BEGIN Provided material

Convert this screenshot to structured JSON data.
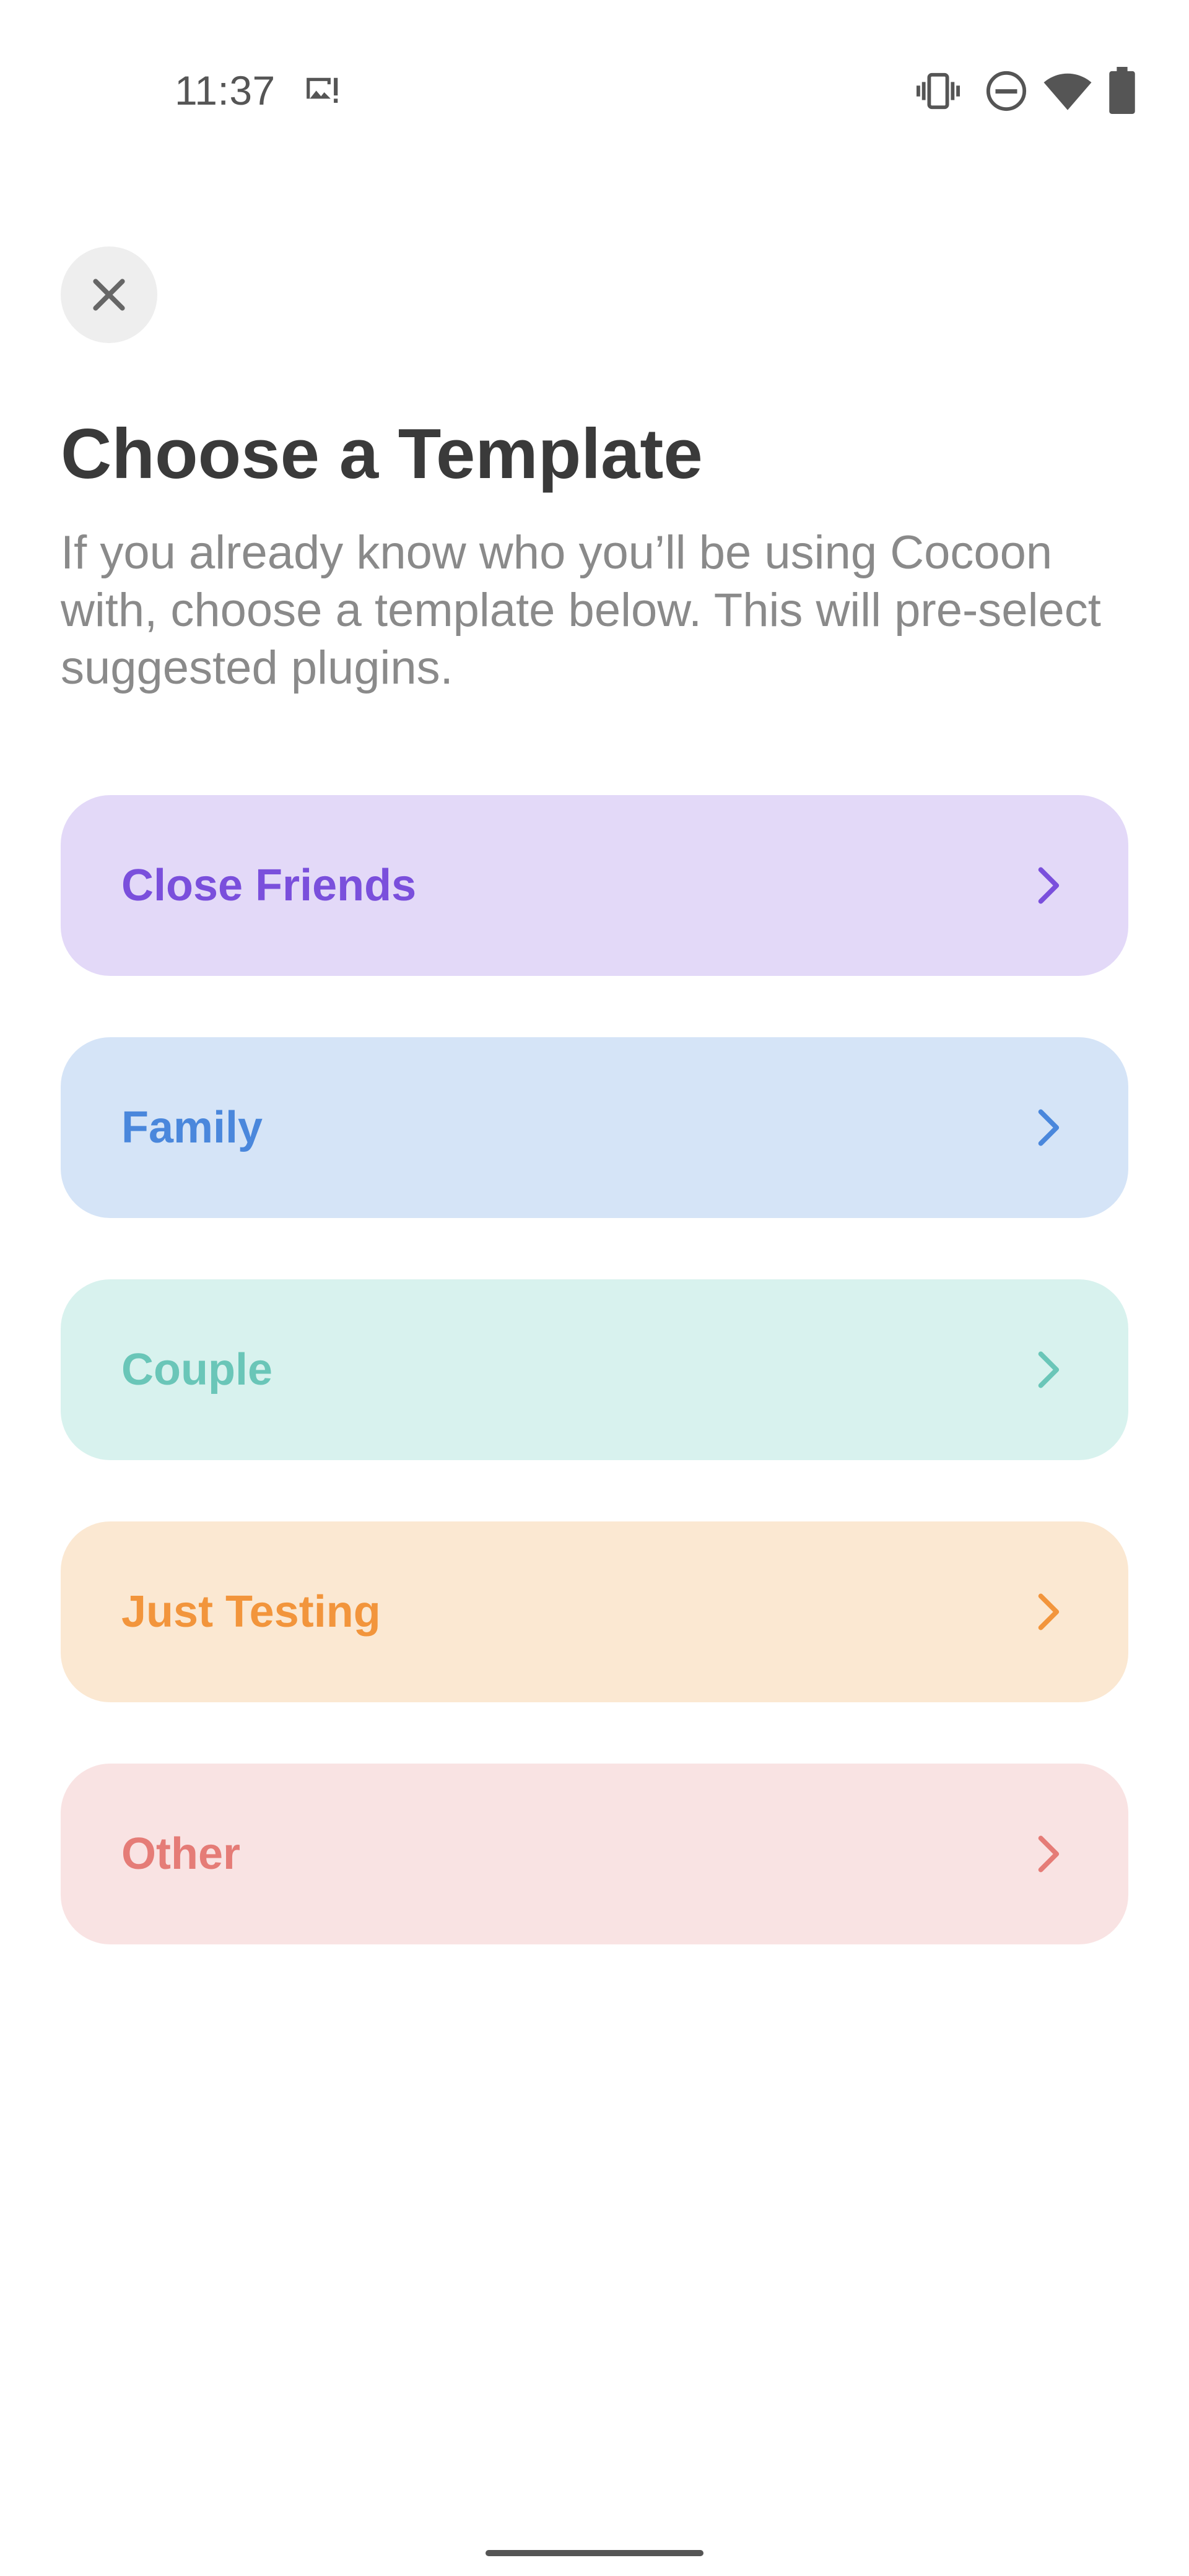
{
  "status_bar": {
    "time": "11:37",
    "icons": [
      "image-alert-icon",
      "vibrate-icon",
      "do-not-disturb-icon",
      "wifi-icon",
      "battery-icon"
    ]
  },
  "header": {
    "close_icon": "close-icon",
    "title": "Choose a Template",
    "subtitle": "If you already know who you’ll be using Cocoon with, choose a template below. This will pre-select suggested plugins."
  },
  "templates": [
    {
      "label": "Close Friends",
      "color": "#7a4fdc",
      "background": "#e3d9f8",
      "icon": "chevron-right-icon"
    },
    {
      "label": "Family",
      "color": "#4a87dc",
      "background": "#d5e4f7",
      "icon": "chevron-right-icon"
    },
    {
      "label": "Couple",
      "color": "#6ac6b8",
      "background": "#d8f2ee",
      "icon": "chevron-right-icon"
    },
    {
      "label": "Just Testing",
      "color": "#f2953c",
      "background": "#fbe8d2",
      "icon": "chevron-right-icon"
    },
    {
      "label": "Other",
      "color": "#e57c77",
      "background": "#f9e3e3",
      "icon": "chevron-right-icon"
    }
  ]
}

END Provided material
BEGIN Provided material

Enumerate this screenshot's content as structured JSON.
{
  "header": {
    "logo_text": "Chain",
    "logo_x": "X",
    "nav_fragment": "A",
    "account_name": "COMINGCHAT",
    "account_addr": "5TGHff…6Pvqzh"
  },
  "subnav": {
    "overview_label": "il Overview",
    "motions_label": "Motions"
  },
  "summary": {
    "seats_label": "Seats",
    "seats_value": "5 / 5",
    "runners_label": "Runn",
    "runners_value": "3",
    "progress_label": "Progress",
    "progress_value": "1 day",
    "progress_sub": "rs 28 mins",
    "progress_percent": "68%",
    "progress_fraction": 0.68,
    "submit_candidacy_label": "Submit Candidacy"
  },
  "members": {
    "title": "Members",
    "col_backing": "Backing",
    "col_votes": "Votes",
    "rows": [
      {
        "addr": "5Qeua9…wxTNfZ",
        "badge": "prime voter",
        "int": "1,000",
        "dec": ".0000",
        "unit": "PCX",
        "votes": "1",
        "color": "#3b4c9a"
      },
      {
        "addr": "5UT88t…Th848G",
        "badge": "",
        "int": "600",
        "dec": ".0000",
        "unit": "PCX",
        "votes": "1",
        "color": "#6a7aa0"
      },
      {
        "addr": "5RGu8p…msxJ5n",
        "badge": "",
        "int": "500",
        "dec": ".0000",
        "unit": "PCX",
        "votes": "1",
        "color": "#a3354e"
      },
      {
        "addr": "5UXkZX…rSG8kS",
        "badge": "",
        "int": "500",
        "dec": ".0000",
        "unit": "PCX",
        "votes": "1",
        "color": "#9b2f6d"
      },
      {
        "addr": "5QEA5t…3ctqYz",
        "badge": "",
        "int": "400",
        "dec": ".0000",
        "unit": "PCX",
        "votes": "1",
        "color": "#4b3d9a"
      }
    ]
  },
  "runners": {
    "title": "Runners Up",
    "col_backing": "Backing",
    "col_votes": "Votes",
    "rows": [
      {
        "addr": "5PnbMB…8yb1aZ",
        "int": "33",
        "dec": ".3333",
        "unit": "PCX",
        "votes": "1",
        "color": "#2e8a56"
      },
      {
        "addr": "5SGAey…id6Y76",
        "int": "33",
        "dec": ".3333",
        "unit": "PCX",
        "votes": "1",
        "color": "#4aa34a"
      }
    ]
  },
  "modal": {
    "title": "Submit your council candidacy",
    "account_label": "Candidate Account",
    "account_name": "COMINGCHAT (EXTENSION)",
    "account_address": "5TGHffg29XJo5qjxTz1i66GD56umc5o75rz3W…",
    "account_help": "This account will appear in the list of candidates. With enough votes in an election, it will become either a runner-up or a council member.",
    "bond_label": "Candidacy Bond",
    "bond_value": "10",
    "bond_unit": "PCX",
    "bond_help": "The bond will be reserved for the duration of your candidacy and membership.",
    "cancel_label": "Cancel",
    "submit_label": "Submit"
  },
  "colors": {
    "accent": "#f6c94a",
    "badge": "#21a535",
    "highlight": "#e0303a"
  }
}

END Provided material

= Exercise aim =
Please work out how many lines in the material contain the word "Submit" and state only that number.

= Worked solution =
3